The wonderful gentleman turning the wrenches hit a major snag once he went to put the front portion of the coilovers on; the parts were in no way compatible. Apparently, when the previous owner mentioned that this thing had S13 knuckles for more angle, I should've paid more attention. Someone hacked up the front all kinds of ways to fit what could very well be struts from a Nissan S13 chassis. That means all the shiny, awesome parts I bought for an AE86 chassis no longer fits, unless stock spindles and hubs (and brakes, and knuckles, tie rods, etc.) are sourced and put back on the car... That's what I'm currently waiting on to come in, as well as some new brakes to fit those.

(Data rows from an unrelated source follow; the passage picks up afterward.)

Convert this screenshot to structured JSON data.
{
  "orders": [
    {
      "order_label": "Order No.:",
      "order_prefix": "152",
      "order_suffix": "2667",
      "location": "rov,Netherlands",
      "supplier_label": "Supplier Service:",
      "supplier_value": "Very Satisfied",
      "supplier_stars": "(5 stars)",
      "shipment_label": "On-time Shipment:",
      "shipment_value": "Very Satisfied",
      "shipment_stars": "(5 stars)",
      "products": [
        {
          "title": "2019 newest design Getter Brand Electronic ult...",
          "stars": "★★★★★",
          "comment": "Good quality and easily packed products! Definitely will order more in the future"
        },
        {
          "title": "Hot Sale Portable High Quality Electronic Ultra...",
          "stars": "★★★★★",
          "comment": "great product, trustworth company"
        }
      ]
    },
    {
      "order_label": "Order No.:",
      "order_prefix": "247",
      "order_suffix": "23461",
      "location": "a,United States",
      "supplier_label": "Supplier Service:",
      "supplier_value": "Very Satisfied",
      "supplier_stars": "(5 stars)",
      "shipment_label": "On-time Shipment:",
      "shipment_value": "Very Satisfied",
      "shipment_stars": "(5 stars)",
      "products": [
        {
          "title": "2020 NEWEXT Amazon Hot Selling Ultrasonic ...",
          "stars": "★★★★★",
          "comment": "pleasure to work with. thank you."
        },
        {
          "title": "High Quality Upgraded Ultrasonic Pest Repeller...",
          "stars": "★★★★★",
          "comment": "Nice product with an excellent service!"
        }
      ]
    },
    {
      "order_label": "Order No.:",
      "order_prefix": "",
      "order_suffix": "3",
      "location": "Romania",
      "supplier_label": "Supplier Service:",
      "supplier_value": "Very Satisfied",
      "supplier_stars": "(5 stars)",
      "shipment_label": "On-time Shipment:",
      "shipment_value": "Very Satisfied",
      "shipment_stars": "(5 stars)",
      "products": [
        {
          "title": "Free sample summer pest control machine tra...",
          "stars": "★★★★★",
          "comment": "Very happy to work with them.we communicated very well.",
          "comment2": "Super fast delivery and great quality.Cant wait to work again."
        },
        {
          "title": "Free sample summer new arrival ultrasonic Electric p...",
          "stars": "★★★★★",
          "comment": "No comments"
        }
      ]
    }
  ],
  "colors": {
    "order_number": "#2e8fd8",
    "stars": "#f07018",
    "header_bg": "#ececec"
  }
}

This setback is something I should expect—especially now that I've done some research into others trying to dial up the power out of the 4A-GE engine, the previous owner's plan to turbocharge the car with a spare T25 he had laying around entails a ton of added work in getting pistons with more turbo-friendly compression to work. Keep in mind, the supercharged 4A-GZE pistons are forged and a nice 8.0:1, but they don't drop right in, nooooooo... Because of this, I'm hesitant to dive into getting the turbo and intercooler he threw in to work on this car. I'm also nonplussed by the stock radiator that's thinner than most waffles. This last bit must be addressed soon.
The short(er) version is, I have a ton of boxes in my garage that came with the car containing junk that I'm unlikely to use. Craigslist, I wonder if you know anyone willing to take this crap off my hands. Well, at least the stock seats appear to be in decent shape, maybe that'll get me a bit of cash.

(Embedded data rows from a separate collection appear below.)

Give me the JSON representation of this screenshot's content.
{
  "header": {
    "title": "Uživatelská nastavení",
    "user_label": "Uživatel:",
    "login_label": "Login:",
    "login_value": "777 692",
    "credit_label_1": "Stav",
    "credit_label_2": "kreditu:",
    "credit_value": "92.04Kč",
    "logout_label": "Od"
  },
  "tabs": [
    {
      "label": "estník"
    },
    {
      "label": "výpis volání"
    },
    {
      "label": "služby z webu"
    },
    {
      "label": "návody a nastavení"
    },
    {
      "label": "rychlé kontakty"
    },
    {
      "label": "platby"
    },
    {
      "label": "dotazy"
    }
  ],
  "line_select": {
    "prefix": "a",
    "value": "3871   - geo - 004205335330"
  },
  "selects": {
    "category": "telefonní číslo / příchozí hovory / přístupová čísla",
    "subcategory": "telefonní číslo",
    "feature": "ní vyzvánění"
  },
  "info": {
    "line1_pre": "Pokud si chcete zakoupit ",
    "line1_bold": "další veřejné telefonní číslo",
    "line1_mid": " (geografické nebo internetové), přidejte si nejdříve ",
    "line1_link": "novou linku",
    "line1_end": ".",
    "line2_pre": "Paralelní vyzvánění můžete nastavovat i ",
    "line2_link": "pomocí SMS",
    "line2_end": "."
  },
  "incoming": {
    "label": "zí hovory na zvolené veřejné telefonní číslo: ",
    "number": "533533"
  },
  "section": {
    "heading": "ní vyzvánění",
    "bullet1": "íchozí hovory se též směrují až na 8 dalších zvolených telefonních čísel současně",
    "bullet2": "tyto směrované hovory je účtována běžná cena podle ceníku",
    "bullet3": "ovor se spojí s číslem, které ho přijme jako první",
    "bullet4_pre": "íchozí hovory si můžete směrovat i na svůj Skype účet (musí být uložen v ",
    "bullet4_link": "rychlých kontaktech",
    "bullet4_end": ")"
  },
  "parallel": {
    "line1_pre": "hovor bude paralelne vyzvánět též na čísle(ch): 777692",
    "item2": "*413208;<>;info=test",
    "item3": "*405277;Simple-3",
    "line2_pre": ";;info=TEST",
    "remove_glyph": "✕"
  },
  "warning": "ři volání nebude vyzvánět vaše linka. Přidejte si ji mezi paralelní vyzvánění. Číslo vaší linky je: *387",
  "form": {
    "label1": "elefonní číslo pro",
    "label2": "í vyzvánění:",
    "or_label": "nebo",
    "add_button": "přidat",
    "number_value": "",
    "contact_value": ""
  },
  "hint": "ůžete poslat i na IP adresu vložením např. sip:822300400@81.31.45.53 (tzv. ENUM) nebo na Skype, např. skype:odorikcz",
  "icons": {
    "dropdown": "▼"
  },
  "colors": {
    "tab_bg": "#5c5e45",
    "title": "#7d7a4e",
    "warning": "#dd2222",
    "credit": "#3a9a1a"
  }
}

And the exhaust of dubious effectiveness may be scrap-worthy (doubtful). The exhaust and Ebay header I bought should help remedy the leaks that were rampant in the old parts, as well as helping it to sound less like ass. Who knows how it'll run once this is all over. My expectations are modest.
But enough about the negatives—let's look at the positive points: firstly, I shouldn't have to worry about the state of the clutch for a while. Now that the old clutch is out of the car, it's easy to see that it wasn't in bad shape, but now I have a new Exedy bit hugging the flywheel which I sincerely hope is as street-able as others have told me. Old:

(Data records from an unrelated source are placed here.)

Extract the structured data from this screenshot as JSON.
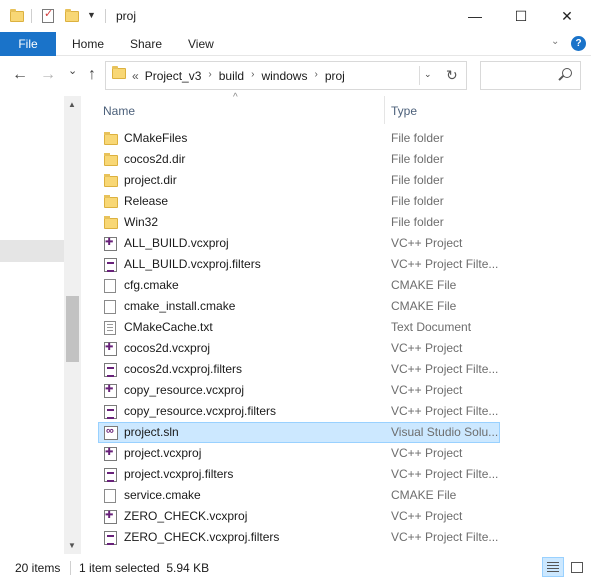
{
  "window": {
    "title": "proj",
    "controls": {
      "minimize": "—",
      "maximize": "☐",
      "close": "✕"
    }
  },
  "ribbon": {
    "tabs": [
      "File",
      "Home",
      "Share",
      "View"
    ],
    "help": "?"
  },
  "nav": {
    "back_icon": "←",
    "forward_icon": "→",
    "recent_icon": "⌄",
    "up_icon": "↑",
    "overflow": "«",
    "breadcrumbs": [
      "Project_v3",
      "build",
      "windows",
      "proj"
    ],
    "refresh_icon": "↻"
  },
  "columns": {
    "name": "Name",
    "type": "Type",
    "sort_indicator": "^"
  },
  "files": [
    {
      "name": "CMakeFiles",
      "type": "File folder",
      "icon": "folder"
    },
    {
      "name": "cocos2d.dir",
      "type": "File folder",
      "icon": "folder"
    },
    {
      "name": "project.dir",
      "type": "File folder",
      "icon": "folder"
    },
    {
      "name": "Release",
      "type": "File folder",
      "icon": "folder"
    },
    {
      "name": "Win32",
      "type": "File folder",
      "icon": "folder"
    },
    {
      "name": "ALL_BUILD.vcxproj",
      "type": "VC++ Project",
      "icon": "vcxproj"
    },
    {
      "name": "ALL_BUILD.vcxproj.filters",
      "type": "VC++ Project Filte...",
      "icon": "filters"
    },
    {
      "name": "cfg.cmake",
      "type": "CMAKE File",
      "icon": "doc"
    },
    {
      "name": "cmake_install.cmake",
      "type": "CMAKE File",
      "icon": "doc"
    },
    {
      "name": "CMakeCache.txt",
      "type": "Text Document",
      "icon": "txt"
    },
    {
      "name": "cocos2d.vcxproj",
      "type": "VC++ Project",
      "icon": "vcxproj"
    },
    {
      "name": "cocos2d.vcxproj.filters",
      "type": "VC++ Project Filte...",
      "icon": "filters"
    },
    {
      "name": "copy_resource.vcxproj",
      "type": "VC++ Project",
      "icon": "vcxproj"
    },
    {
      "name": "copy_resource.vcxproj.filters",
      "type": "VC++ Project Filte...",
      "icon": "filters"
    },
    {
      "name": "project.sln",
      "type": "Visual Studio Solu...",
      "icon": "sln",
      "selected": true
    },
    {
      "name": "project.vcxproj",
      "type": "VC++ Project",
      "icon": "vcxproj"
    },
    {
      "name": "project.vcxproj.filters",
      "type": "VC++ Project Filte...",
      "icon": "filters"
    },
    {
      "name": "service.cmake",
      "type": "CMAKE File",
      "icon": "doc"
    },
    {
      "name": "ZERO_CHECK.vcxproj",
      "type": "VC++ Project",
      "icon": "vcxproj"
    },
    {
      "name": "ZERO_CHECK.vcxproj.filters",
      "type": "VC++ Project Filte...",
      "icon": "filters"
    }
  ],
  "status": {
    "count": "20 items",
    "selection": "1 item selected  5.94 KB"
  },
  "colors": {
    "accent": "#1a73c9",
    "selection": "#cce8ff",
    "folder": "#f8d775"
  }
}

Also, along the way most of a spare 4A-GE engine started following this car as it changed hands, so I have that for when I undoubtedly find a way to grenade what's currently in the car. I'm calling it Riceball, after all, this is one way in which I expect it to fall apart.
Besides that, I pulled the trigger on some new tires—the slipperiest stuff I could stand to buy in the size I wanted. After all, this car is never going to break traction via any power from under the hood. And I need to get used to the possibility of swapping wheels as the tires wear down, so I hunted around and saw a decent deal on some new rims, which happen to be so very gorgeous at the moment.
So, to recap—I bought a Frankenstein car. I should've been tipped off by the two 240SX builds the guy had in the driveway that some of those parts might be grafted onto a car that was never designed to have them. Whatever. Replace that stuff with Toyota pieces, and I should be in business. Brakes and steering knuckles are on the way, then the front coilovers can go on. Exhaust should already be improved, along with various other odd suspension bits. Oh, and this will be the second car I have with 5-point harnesses in it—I already know the G-Force cam-lock stuff is something I'm happy with. At the very least, the new wheels and tires should make this purple monstrosity look like someone [me] cares about this thing. Just don't ask how much I've spent; I don't have access to the ticker that tracks the national debt, and that's the only thing with enough digits to come close. The second I get it back, I'll snap some pictures of the car again and go driving. I promise, I'm trying to make progress.